Print every entry, word for word, and skip the images.

^^^^

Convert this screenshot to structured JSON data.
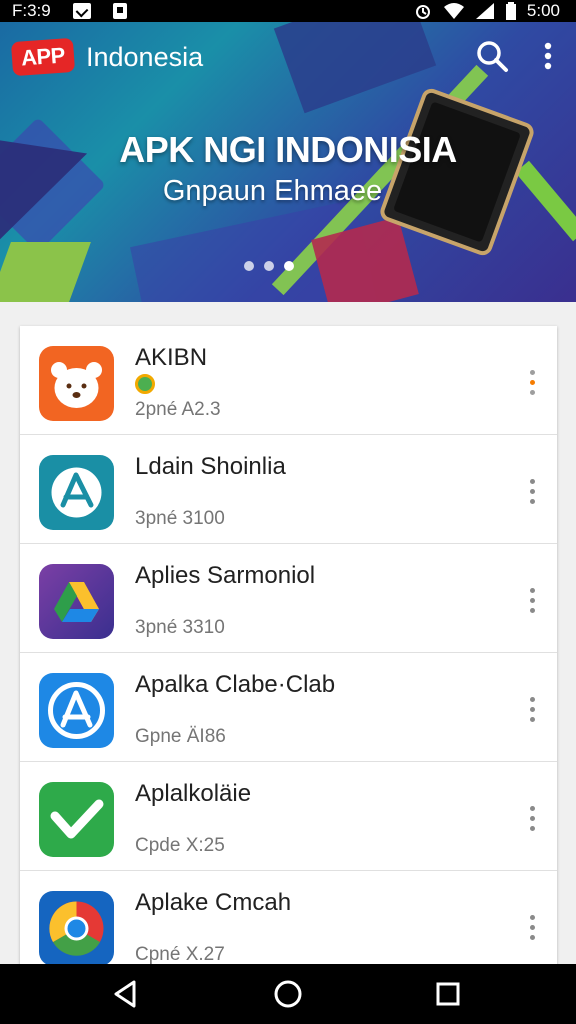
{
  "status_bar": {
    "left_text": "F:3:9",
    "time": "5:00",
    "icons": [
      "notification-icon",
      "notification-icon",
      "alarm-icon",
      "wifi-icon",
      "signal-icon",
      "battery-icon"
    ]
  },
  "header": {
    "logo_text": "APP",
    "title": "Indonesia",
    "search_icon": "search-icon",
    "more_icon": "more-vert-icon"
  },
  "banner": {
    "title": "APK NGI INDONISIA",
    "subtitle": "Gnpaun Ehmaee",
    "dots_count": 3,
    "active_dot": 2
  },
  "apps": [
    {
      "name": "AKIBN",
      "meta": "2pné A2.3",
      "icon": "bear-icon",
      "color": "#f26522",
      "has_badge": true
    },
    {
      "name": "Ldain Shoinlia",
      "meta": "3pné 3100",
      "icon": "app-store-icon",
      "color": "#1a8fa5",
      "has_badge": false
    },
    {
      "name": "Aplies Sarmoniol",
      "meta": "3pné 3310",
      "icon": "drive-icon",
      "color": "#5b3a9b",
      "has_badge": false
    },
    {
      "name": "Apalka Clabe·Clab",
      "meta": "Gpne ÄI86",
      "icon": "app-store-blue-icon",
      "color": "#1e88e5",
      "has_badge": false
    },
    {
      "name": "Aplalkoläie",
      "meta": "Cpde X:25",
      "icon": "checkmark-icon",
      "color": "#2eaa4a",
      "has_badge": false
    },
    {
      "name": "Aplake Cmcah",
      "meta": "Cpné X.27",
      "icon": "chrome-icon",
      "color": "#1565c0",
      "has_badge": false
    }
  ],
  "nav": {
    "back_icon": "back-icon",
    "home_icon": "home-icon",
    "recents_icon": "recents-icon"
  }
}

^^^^

» Response area
Convert this screenshot to structured JSON data.
{
  "status_bar": {
    "left_text": "F:3:9",
    "time": "5:00",
    "icons": [
      "notification-icon",
      "notification-icon",
      "alarm-icon",
      "wifi-icon",
      "signal-icon",
      "battery-icon"
    ]
  },
  "header": {
    "logo_text": "APP",
    "title": "Indonesia",
    "search_icon": "search-icon",
    "more_icon": "more-vert-icon"
  },
  "banner": {
    "title": "APK NGI INDONISIA",
    "subtitle": "Gnpaun Ehmaee",
    "dots_count": 3,
    "active_dot": 2
  },
  "apps": [
    {
      "name": "AKIBN",
      "meta": "2pné A2.3",
      "icon": "bear-icon",
      "color": "#f26522",
      "has_badge": true
    },
    {
      "name": "Ldain Shoinlia",
      "meta": "3pné 3100",
      "icon": "app-store-icon",
      "color": "#1a8fa5",
      "has_badge": false
    },
    {
      "name": "Aplies Sarmoniol",
      "meta": "3pné 3310",
      "icon": "drive-icon",
      "color": "#5b3a9b",
      "has_badge": false
    },
    {
      "name": "Apalka Clabe·Clab",
      "meta": "Gpne ÄI86",
      "icon": "app-store-blue-icon",
      "color": "#1e88e5",
      "has_badge": false
    },
    {
      "name": "Aplalkoläie",
      "meta": "Cpde X:25",
      "icon": "checkmark-icon",
      "color": "#2eaa4a",
      "has_badge": false
    },
    {
      "name": "Aplake Cmcah",
      "meta": "Cpné X.27",
      "icon": "chrome-icon",
      "color": "#1565c0",
      "has_badge": false
    }
  ],
  "nav": {
    "back_icon": "back-icon",
    "home_icon": "home-icon",
    "recents_icon": "recents-icon"
  }
}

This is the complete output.